An adaptation of James Jones’ autobiographical 1962 novel, directed by Terrance Malick, The Thin Red Line is a cinematographic masterpiece. A group of soldiers face an unlikely battle at the Guadalcanal during World War II, where they fight all odds in order to survive. The film was nominated for seven Academy Awards, and is a must watch.
Based on the memoir of a former Sierra Leonean child soldier played by Abraham Attah, Beasts of No Nation depicts the rage of an African civil war that tears a family apart, it is a bleak vision of modern warfare. This film is utterly sobering, awakening and uncompromising. Written and directed by Cary Joji Fukunaga.

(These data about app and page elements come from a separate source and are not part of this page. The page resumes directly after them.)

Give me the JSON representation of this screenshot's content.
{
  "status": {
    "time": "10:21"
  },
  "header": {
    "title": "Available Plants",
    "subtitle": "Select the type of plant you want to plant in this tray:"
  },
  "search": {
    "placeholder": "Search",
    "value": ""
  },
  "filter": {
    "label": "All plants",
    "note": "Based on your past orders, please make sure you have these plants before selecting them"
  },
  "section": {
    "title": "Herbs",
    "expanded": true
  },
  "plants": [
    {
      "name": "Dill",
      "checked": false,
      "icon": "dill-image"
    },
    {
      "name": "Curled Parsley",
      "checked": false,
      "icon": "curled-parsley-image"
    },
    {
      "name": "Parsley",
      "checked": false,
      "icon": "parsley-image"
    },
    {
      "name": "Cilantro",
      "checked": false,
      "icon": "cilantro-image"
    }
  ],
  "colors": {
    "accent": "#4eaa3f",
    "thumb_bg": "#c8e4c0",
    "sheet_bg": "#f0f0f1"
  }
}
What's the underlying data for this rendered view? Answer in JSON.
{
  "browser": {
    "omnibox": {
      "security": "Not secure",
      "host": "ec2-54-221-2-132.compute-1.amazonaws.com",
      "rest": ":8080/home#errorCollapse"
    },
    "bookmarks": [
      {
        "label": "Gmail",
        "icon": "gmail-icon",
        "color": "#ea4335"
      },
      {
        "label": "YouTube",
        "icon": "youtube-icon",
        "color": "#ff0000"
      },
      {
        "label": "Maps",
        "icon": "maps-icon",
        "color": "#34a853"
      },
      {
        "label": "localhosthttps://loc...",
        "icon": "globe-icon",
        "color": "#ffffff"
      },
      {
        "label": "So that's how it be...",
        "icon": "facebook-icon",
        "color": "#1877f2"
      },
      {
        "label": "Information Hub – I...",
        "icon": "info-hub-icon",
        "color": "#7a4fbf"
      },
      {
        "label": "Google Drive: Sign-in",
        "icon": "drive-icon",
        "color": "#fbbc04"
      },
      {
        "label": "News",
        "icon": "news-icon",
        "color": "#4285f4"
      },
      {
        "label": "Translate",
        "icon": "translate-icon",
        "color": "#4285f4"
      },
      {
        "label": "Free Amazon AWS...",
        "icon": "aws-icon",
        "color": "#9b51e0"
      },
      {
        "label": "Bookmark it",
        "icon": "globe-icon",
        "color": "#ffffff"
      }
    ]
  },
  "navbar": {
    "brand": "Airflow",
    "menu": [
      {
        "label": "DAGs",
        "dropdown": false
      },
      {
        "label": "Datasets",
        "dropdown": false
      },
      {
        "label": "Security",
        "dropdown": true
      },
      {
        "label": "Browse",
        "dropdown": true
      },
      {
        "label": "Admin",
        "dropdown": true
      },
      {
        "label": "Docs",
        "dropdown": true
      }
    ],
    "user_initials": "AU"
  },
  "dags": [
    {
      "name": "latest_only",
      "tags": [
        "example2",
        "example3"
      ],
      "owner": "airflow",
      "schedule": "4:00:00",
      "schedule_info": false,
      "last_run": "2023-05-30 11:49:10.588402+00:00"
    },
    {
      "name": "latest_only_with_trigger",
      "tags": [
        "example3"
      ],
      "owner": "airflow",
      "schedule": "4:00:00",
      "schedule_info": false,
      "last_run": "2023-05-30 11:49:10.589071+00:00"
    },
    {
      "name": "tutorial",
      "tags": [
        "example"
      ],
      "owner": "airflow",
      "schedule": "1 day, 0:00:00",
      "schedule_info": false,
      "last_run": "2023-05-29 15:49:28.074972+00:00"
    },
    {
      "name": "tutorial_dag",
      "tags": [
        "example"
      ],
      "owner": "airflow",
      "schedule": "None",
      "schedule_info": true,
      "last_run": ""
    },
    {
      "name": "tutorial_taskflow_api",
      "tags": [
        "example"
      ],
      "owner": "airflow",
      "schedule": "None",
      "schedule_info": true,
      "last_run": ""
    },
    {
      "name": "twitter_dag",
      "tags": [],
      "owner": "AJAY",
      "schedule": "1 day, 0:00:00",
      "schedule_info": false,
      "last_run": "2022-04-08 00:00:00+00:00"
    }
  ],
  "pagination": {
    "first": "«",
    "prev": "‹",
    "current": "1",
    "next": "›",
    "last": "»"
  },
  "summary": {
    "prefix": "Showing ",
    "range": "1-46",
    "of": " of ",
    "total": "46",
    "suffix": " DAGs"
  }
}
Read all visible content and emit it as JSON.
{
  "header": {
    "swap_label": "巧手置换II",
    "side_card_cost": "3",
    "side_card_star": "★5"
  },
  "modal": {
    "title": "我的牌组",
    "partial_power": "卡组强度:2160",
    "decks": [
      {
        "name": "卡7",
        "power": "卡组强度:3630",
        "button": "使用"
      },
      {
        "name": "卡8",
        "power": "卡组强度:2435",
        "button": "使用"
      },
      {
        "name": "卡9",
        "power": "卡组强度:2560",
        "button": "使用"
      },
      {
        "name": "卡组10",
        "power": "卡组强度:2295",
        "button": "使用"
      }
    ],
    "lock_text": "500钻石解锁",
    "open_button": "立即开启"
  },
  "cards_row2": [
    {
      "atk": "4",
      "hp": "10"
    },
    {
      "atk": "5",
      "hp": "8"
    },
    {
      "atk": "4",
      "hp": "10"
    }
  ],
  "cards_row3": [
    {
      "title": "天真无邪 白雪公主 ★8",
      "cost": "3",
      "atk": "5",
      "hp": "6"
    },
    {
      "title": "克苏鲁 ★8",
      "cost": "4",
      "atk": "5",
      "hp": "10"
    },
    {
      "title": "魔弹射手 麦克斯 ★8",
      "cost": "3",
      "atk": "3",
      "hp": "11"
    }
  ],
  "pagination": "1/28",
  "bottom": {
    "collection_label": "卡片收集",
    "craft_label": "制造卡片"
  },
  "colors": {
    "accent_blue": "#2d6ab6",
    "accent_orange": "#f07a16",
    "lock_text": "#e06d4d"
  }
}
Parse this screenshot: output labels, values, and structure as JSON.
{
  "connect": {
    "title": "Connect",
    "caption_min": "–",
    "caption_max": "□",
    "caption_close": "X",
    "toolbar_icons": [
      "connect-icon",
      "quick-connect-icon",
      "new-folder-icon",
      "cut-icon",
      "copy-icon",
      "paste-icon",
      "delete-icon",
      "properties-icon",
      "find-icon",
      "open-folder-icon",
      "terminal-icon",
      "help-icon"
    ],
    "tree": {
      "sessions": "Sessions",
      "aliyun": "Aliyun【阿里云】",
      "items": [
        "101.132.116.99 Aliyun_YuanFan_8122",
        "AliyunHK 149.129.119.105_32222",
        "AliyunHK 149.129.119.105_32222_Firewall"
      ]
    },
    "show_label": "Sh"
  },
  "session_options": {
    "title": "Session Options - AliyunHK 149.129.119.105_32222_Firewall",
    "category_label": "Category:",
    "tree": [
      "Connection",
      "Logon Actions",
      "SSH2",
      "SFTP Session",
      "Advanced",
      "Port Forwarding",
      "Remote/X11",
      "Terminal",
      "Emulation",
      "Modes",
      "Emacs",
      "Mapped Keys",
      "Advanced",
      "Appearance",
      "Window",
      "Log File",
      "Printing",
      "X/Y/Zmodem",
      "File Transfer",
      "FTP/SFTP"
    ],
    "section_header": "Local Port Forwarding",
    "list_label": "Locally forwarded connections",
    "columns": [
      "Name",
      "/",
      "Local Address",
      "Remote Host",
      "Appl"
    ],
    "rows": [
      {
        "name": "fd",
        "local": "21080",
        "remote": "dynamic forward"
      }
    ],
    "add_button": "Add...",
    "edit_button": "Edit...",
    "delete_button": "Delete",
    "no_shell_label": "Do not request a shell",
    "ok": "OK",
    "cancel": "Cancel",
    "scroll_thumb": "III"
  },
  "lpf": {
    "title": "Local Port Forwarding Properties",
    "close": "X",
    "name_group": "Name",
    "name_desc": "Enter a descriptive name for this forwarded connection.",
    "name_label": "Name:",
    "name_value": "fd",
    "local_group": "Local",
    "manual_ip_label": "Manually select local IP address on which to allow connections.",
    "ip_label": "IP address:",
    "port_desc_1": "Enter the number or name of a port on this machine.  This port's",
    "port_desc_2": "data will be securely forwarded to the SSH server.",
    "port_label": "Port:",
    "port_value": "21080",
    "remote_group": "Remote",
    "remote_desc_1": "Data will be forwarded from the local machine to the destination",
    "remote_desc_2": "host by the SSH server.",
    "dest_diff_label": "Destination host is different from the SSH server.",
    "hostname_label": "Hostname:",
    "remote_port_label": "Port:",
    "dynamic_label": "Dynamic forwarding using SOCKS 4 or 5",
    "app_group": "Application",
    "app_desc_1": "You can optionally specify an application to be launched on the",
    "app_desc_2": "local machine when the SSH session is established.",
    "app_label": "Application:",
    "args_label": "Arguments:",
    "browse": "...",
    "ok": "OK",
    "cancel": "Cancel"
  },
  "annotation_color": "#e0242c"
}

Directed by Steven Spielberg, Schindler’s List is at the top of many film buffs must watch lists. It is the true story of a German industrialist who saved more than a thousand mostly Polish-Jewish refugees from the Holocaust by employing them in his factories during World War II. Schindler’s List is often listed among the greatest films ever made.
Starring Nicholas Hoult, Sand Castle follows a young soldier’s introduction to war, as he enters the 2003 invasion of Iraq. Based on the true experience of the film’s writer, Chris Roessner.
Directed by Saul Dibb and based on the best-selling book by Irene Nemirovsky set during the German occupation of France in the 1940s, Suite Française tells the story of finding love in unlikely places, and how it is more powerful than law. Get your tissues ready.
Based on the autobiographical book The Pianist (1946), which is a Holocaust memoir by the Polish-Jewish pianist and composer Władysław Szpilman, and how he survived the German occupation of Warsaw and the Holocaust. A truly magnificent film in all ways, and a must watch.